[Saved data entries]
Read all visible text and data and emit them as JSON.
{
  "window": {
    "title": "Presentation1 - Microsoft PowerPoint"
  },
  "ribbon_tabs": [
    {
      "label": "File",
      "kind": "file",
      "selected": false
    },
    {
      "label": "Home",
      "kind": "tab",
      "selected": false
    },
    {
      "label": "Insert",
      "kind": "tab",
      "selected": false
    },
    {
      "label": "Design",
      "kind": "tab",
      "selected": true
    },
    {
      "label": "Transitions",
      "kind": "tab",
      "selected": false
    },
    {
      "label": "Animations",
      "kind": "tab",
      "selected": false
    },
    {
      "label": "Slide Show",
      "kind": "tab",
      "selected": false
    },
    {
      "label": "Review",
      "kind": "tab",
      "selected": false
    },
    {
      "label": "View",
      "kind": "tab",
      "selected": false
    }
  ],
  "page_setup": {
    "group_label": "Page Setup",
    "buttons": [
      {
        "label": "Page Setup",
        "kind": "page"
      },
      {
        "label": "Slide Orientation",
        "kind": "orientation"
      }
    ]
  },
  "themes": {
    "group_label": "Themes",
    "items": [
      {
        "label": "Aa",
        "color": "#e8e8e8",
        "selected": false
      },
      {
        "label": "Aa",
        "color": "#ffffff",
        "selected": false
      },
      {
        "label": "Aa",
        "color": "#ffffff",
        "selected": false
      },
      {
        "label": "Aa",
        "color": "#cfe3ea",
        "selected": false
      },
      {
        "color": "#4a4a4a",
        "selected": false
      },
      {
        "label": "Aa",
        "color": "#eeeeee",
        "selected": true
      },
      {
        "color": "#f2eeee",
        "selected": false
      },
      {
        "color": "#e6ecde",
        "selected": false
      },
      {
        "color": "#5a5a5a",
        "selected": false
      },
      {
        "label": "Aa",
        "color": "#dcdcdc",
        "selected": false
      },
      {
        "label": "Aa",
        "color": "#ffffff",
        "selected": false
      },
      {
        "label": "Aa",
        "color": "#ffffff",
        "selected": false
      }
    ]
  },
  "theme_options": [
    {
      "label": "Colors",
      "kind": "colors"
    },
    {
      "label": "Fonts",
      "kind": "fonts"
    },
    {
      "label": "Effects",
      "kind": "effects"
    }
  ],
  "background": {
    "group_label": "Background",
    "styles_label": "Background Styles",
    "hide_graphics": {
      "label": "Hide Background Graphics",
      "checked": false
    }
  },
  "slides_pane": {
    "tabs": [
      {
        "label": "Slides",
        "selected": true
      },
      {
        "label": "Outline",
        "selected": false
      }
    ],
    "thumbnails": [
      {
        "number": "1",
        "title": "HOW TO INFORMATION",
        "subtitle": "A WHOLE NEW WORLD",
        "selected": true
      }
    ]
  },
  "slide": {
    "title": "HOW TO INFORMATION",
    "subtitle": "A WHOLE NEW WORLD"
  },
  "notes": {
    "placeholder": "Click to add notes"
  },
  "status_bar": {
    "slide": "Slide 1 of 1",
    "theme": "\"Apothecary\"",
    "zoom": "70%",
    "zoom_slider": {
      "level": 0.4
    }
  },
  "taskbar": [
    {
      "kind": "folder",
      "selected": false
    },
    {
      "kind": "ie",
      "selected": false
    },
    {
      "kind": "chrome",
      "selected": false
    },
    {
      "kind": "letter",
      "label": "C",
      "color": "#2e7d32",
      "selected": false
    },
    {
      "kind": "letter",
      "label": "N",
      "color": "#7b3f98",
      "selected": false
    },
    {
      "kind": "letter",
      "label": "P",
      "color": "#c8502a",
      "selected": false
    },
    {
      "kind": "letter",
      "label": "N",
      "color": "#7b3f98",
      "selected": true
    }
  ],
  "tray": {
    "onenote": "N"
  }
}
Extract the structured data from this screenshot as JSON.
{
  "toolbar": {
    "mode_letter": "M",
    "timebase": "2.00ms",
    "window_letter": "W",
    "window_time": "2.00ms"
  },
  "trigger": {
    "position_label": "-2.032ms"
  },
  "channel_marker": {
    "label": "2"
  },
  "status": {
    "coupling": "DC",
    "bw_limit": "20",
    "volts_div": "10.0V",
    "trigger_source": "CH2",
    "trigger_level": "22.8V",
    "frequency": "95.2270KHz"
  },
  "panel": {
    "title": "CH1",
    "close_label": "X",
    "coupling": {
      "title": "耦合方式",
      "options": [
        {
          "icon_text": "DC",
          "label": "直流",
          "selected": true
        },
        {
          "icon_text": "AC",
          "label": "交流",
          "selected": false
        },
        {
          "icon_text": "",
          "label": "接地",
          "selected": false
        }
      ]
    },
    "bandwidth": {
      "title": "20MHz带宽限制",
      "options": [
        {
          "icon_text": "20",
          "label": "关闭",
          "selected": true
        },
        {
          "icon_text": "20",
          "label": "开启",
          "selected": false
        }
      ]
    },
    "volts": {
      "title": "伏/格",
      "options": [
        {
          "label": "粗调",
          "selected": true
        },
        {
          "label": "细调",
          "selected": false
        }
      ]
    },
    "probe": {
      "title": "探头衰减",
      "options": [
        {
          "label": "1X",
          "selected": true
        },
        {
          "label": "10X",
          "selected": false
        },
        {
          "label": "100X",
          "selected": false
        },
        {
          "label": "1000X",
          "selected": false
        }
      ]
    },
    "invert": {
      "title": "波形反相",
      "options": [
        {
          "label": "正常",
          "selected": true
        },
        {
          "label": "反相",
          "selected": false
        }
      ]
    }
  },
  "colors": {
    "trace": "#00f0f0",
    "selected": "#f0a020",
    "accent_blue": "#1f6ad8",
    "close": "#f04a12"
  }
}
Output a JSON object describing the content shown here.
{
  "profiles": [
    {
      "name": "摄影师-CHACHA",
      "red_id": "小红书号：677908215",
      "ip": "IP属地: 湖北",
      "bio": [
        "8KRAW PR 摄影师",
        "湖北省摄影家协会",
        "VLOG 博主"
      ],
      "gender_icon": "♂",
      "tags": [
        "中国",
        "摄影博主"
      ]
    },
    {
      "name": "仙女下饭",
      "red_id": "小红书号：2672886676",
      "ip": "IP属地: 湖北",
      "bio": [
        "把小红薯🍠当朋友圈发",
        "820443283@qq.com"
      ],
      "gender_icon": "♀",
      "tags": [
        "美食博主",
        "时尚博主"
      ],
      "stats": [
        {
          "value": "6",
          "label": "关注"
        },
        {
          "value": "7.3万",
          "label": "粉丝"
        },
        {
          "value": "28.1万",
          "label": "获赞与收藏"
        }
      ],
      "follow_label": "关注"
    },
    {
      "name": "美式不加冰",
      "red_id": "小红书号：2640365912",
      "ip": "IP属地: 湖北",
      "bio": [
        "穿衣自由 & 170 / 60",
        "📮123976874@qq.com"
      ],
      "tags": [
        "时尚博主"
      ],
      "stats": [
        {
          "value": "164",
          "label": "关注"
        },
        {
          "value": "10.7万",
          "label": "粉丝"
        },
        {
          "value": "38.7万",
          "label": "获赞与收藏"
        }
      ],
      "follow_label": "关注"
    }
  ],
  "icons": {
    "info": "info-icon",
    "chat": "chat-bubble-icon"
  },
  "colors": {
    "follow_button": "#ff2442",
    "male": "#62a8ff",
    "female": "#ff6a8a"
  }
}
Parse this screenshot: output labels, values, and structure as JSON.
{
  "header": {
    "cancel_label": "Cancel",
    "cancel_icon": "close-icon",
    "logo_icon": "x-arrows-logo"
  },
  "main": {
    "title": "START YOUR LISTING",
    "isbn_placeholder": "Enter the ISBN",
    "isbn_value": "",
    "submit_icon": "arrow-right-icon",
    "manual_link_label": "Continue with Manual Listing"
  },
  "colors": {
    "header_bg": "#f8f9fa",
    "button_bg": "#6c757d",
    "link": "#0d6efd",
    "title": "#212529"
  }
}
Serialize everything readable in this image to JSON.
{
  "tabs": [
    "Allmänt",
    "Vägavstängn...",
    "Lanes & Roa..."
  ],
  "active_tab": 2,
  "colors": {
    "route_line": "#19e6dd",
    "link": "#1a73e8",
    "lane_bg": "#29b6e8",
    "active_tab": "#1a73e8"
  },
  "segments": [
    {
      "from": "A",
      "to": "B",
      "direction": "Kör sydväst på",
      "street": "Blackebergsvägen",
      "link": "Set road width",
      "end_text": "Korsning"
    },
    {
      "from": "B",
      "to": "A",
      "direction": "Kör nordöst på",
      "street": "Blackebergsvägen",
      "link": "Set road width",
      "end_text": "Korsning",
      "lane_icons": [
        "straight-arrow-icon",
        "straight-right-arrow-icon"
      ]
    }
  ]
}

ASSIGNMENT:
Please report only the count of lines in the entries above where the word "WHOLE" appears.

ANSWER TO THIS TASK:
2